═════ Given records ═════
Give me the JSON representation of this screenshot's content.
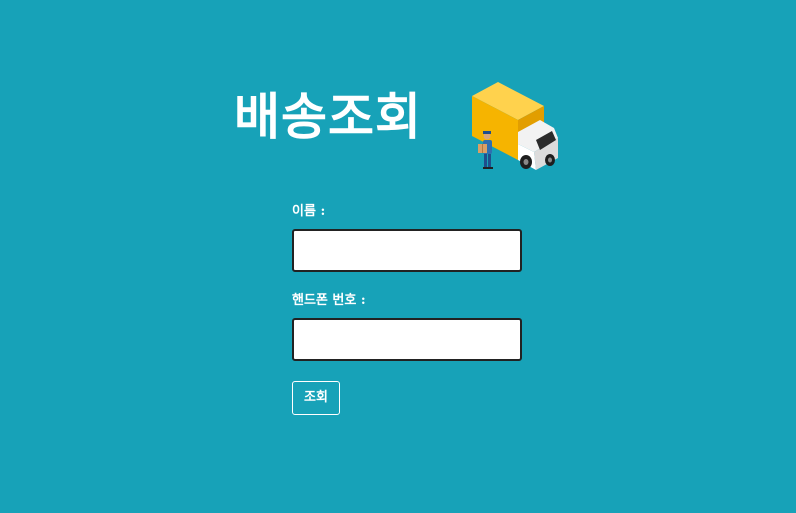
{
  "page": {
    "title": "배송조회",
    "illustration": "delivery-truck-with-courier"
  },
  "form": {
    "name_label": "이름 :",
    "name_value": "",
    "phone_label": "핸드폰 번호 :",
    "phone_value": "",
    "submit_label": "조회"
  },
  "colors": {
    "background": "#17a2b8",
    "text": "#ffffff",
    "truck_cargo": "#f6b400",
    "truck_cab": "#ffffff"
  }
}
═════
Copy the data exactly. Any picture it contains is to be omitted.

Give me the JSON representation of this screenshot's content.
{
  "page": {
    "title": "배송조회",
    "illustration": "delivery-truck-with-courier"
  },
  "form": {
    "name_label": "이름 :",
    "name_value": "",
    "phone_label": "핸드폰 번호 :",
    "phone_value": "",
    "submit_label": "조회"
  },
  "colors": {
    "background": "#17a2b8",
    "text": "#ffffff",
    "truck_cargo": "#f6b400",
    "truck_cab": "#ffffff"
  }
}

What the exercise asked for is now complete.